━━ Data under study

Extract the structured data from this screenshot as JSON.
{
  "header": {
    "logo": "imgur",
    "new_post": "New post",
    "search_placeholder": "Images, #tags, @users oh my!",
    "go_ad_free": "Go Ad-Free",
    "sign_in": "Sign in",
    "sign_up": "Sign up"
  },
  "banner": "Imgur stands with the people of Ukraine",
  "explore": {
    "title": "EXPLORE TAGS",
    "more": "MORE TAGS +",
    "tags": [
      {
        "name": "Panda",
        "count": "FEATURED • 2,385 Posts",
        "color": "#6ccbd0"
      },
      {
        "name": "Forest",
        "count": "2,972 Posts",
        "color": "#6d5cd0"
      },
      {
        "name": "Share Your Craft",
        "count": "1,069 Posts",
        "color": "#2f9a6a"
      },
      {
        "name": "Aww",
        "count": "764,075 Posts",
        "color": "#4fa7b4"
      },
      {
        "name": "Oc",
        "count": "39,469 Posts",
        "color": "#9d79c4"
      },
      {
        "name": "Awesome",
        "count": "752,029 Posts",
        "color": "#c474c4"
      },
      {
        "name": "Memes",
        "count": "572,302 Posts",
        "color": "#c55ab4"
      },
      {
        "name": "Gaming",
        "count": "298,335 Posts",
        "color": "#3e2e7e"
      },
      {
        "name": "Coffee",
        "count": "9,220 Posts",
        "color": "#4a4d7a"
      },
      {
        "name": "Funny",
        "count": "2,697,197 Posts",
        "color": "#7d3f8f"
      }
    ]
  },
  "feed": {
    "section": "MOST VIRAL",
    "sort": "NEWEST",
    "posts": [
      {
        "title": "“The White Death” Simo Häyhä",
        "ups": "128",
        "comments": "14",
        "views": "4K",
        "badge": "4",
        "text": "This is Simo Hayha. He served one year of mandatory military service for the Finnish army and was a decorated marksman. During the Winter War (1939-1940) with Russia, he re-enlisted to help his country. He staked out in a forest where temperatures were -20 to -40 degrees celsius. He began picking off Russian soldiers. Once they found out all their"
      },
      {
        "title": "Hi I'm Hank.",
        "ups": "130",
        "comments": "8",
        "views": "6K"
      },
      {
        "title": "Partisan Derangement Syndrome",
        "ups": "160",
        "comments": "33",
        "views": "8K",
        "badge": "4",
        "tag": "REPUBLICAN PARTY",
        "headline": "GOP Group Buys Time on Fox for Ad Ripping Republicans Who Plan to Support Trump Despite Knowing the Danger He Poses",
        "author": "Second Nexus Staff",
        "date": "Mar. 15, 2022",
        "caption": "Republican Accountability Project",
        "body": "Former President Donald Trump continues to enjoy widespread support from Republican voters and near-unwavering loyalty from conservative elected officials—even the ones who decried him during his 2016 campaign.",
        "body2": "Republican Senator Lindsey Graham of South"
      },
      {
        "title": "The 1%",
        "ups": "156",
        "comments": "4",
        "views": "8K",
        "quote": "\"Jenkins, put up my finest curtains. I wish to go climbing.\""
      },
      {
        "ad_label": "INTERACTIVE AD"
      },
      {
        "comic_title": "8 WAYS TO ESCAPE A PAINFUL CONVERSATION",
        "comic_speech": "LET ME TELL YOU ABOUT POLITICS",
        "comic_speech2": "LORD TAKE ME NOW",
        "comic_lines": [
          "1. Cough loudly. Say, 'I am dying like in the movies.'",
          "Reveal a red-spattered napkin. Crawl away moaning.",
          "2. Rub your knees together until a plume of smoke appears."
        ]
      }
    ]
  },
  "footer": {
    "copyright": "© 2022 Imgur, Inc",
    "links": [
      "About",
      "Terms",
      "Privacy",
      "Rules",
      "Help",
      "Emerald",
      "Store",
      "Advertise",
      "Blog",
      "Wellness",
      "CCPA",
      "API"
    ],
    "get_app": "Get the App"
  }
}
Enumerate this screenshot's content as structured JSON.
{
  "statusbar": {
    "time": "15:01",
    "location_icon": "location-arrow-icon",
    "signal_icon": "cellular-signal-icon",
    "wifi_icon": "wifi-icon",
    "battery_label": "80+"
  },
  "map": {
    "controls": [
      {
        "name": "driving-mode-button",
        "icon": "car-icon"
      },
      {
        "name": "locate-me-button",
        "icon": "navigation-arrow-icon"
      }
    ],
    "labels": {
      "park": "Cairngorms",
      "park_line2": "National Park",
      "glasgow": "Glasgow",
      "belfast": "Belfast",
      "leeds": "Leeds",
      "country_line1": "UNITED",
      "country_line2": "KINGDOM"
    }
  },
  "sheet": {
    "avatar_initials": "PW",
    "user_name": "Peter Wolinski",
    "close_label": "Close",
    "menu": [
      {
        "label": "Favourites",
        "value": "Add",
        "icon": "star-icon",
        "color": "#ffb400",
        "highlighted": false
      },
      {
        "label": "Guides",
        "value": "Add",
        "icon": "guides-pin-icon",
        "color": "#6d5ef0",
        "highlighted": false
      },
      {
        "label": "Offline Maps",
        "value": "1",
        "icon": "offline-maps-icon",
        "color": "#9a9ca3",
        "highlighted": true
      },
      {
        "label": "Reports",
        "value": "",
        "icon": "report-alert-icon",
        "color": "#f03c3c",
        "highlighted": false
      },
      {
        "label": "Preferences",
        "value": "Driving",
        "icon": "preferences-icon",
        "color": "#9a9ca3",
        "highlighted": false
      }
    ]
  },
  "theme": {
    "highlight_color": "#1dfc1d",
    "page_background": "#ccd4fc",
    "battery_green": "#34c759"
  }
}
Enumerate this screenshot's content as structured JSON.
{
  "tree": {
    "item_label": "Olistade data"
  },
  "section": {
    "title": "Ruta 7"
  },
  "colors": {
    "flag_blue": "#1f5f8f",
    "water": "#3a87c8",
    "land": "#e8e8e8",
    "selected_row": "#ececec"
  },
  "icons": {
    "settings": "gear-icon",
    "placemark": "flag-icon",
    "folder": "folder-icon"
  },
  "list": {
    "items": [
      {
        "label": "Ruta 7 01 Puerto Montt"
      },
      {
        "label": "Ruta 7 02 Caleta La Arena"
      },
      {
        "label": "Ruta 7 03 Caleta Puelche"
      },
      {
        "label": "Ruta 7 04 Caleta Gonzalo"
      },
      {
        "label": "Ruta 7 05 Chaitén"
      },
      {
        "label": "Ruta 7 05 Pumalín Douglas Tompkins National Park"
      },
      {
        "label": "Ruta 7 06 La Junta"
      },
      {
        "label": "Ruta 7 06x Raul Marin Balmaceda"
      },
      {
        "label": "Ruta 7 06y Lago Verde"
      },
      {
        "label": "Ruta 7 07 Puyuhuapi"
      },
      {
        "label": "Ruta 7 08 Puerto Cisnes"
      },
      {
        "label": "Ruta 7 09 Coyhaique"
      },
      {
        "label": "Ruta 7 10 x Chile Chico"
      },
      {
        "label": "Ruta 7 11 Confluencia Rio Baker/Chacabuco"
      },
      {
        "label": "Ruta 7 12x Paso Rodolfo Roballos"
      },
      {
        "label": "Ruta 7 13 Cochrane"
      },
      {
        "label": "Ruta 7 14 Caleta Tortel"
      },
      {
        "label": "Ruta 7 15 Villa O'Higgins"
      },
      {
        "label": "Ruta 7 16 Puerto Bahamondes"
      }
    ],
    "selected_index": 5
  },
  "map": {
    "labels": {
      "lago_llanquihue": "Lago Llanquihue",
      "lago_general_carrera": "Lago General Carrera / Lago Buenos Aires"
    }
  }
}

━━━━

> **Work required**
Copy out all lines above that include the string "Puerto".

> **Your solution**
        "label": "Ruta 7 01 Puerto Montt"
        "label": "Ruta 7 08 Puerto Cisnes"
        "label": "Ruta 7 16 Puerto Bahamondes"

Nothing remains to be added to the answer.